Up close with rare birds
One of our final stops before returning to the Falklands is Bird Island, which is just shy of 2 miles long and lies off the northern tip of South Georgia. The islet holds some of the highest concentrations of wildlife in the world, with a bird or seal every 5 square feet on average. The British Antarctic Survey operates a research station here, where a staff of four tracks seabird and seal populations.
Two of those scientists guide us up a grassy bank to a wind-buffeted hilltop. We are serenaded by the song of the South Georgia pipit—the world’s most southerly songbird and a bird found only on South Georgia. As we crest the summit, we see a remarkable sight: wandering albatrosses on the nest.

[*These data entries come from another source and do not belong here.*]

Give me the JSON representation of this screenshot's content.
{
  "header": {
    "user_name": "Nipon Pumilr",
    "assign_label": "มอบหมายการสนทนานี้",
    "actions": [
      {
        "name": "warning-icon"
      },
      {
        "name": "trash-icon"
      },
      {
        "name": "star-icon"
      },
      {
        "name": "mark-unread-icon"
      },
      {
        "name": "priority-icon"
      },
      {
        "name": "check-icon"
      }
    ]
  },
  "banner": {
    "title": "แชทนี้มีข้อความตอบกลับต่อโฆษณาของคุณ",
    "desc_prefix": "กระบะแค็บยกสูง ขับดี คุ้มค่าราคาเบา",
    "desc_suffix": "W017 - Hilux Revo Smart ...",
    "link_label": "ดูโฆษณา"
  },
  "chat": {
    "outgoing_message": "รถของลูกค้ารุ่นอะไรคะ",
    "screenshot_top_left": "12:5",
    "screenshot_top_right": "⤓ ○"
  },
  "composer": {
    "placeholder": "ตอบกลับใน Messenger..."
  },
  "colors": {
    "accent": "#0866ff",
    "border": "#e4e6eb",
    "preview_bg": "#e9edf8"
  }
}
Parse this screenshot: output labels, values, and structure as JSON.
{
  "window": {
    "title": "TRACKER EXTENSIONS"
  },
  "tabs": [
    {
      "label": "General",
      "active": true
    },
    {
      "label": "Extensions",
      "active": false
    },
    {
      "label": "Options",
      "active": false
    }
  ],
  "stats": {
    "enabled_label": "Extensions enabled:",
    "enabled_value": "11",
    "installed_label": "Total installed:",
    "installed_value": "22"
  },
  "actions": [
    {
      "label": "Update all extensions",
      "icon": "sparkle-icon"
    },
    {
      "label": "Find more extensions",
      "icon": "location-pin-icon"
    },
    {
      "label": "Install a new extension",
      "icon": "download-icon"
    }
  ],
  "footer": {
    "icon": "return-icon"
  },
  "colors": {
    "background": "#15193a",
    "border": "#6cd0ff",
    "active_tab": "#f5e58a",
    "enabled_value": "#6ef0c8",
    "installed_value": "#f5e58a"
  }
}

The wandering albatross has the largest wingspan of any living bird—up to 11 feet 6 inches—and can live for 50 years. Some circumnavigate the Southern Ocean three times a year, covering more than 75,000 miles.
South Georgia is a critical breeding site, home to 12 percent of the global breeding population of black-browed and wandering albatrosses and 40 percent of the global breeding population of grey-headed albatrosses. Yet since 2006, populations of those three species have fallen by 18, 19, and 43 percent, respectively. Researchers believe this is due to birds being caught on fishing lines far beyond South Georgia’s waters. On Bird Island, individual birds are tagged and monitored, but the fate of the species may ultimately hinge on fishing bycatch prevention measures thousands of miles away.

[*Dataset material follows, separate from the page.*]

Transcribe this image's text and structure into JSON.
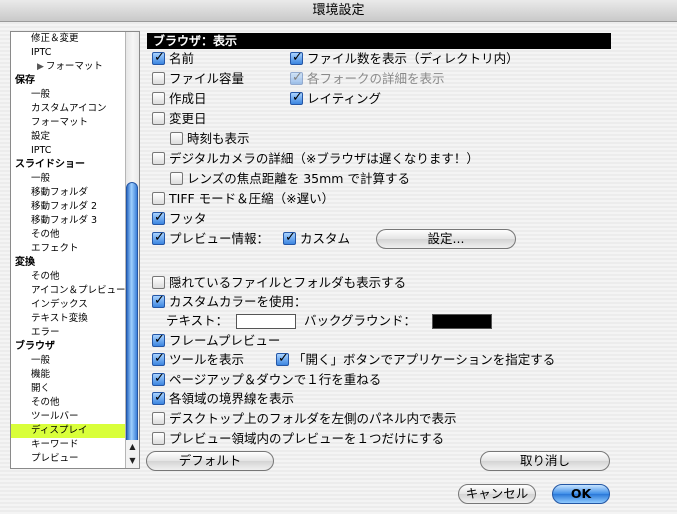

An uncertain future
For now, there is hope for this ecosystem and the species that depend on it. In 2012, South Georgia and the South Sandwich Islands established a marine protected area covering the entire maritime zone of the overseas territory, 413,129 square miles. Restrictions within the protected area ensure that the government is taking precautionary steps to manage the environment, and officials go to great lengths to sustainably manage tourism to South Georgia.
It is clear, however, that the enhanced management of tourism and fisheries over the coming years will be imperative if the U.K. is to keep South Georgia on the road to recovery. Krill, the crustacean which underpins the health of the entire ecosystem, is under stress from melting ice and warmer and more acidic waters.
The government is set to review the marine protected area in 2018 and has the opportunity to enhance conservation measures throughout the waters of South Georgia and the South Sandwich Islands. Doing so would offer this place its best chance for a thriving future—for the species that live here and the tourism industry that depends on them.
As we steam away from these wild and foreboding islands, I stare anew at the boisterous animals stirring up the water. The fate of these species, like so many others, ultimately hinges on how governments steward Earth’s natural resources. We have the data, we have the power, and these animals—knowingly or not—are counting on us.